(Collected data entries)
※

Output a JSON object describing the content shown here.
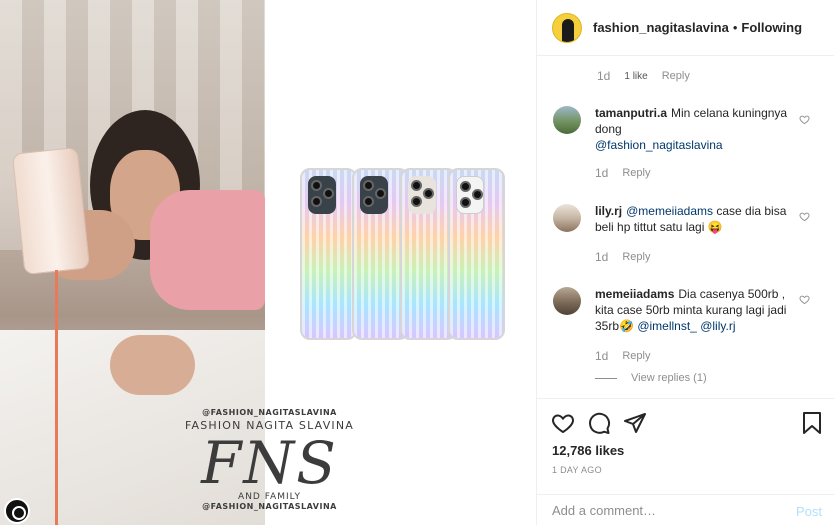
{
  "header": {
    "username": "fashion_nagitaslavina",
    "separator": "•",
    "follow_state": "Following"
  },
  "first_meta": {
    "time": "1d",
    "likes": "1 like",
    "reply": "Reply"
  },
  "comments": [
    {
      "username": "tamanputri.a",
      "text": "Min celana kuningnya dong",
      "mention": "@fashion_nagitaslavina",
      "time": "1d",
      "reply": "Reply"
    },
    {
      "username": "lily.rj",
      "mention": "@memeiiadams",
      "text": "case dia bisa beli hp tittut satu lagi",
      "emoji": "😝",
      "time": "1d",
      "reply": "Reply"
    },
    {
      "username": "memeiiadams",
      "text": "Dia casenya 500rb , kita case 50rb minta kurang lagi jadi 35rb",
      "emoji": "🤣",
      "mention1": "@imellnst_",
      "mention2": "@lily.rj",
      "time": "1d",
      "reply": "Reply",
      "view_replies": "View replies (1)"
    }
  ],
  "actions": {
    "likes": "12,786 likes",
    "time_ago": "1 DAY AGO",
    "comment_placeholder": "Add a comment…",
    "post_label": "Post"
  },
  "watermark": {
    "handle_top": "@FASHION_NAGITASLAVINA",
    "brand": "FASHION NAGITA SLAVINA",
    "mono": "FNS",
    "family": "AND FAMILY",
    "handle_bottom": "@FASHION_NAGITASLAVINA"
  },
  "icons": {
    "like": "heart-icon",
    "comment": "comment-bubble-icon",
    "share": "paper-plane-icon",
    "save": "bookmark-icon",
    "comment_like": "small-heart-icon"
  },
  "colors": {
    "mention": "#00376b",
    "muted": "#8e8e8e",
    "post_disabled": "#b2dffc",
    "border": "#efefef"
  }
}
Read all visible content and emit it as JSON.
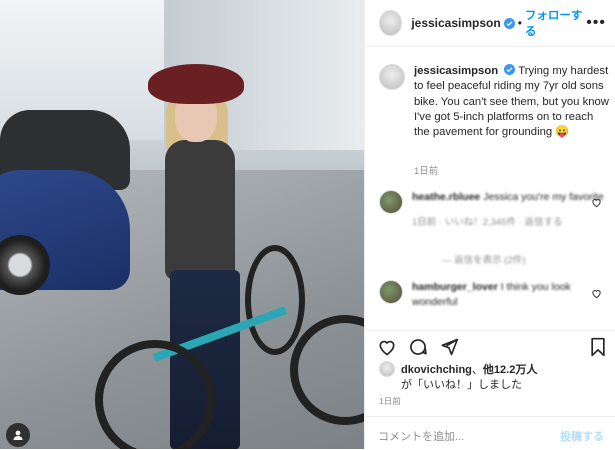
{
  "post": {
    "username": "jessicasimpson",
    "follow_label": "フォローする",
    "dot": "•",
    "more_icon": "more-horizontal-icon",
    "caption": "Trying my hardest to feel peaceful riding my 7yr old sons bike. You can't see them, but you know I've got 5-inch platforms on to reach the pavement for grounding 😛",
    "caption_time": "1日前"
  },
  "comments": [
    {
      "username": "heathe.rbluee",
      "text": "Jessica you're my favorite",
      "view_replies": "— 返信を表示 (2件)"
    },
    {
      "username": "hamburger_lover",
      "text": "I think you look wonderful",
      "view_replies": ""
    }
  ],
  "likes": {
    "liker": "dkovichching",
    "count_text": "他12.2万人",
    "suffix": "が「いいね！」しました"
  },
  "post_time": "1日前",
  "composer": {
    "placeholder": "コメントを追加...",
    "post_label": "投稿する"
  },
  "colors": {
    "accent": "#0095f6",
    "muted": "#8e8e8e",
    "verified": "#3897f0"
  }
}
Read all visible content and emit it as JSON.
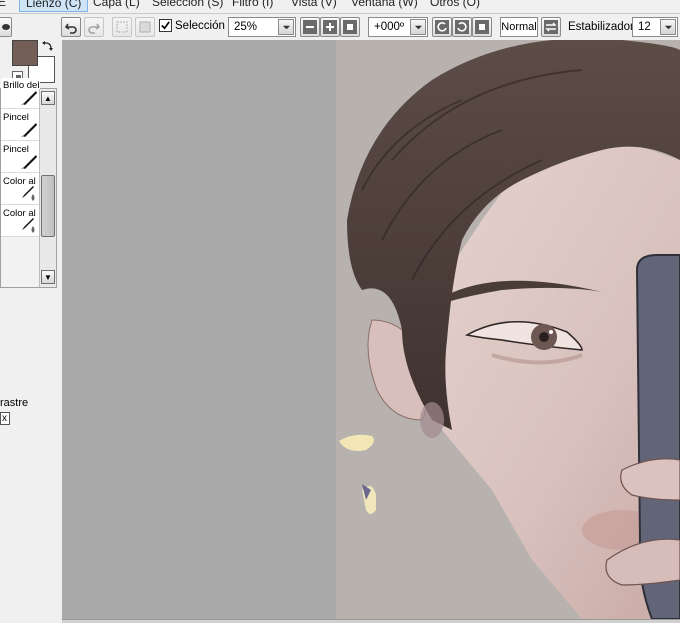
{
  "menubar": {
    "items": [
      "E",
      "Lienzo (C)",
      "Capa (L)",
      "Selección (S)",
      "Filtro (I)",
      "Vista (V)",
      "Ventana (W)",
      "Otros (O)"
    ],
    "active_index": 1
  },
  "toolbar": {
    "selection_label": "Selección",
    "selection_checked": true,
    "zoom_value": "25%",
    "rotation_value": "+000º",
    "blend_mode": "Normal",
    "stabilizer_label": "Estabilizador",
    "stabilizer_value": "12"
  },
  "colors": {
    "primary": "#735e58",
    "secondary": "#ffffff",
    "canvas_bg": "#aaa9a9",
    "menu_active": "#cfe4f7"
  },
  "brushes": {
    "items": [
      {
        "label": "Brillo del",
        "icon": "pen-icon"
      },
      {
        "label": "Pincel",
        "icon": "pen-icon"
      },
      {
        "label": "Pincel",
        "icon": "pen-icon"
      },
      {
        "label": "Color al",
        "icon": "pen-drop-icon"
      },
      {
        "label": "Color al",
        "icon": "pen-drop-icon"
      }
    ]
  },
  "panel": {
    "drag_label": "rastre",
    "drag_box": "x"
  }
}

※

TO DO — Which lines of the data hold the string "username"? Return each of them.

TASK RESULT —
    "username": "fashion_nagitaslavina",
      "username": "tamanputri.a",
      "username": "lily.rj",
      "username": "memeiiadams",
    "username": "jessicasimpson",
      "username": "heathe.rbluee",
      "username": "hamburger_lover",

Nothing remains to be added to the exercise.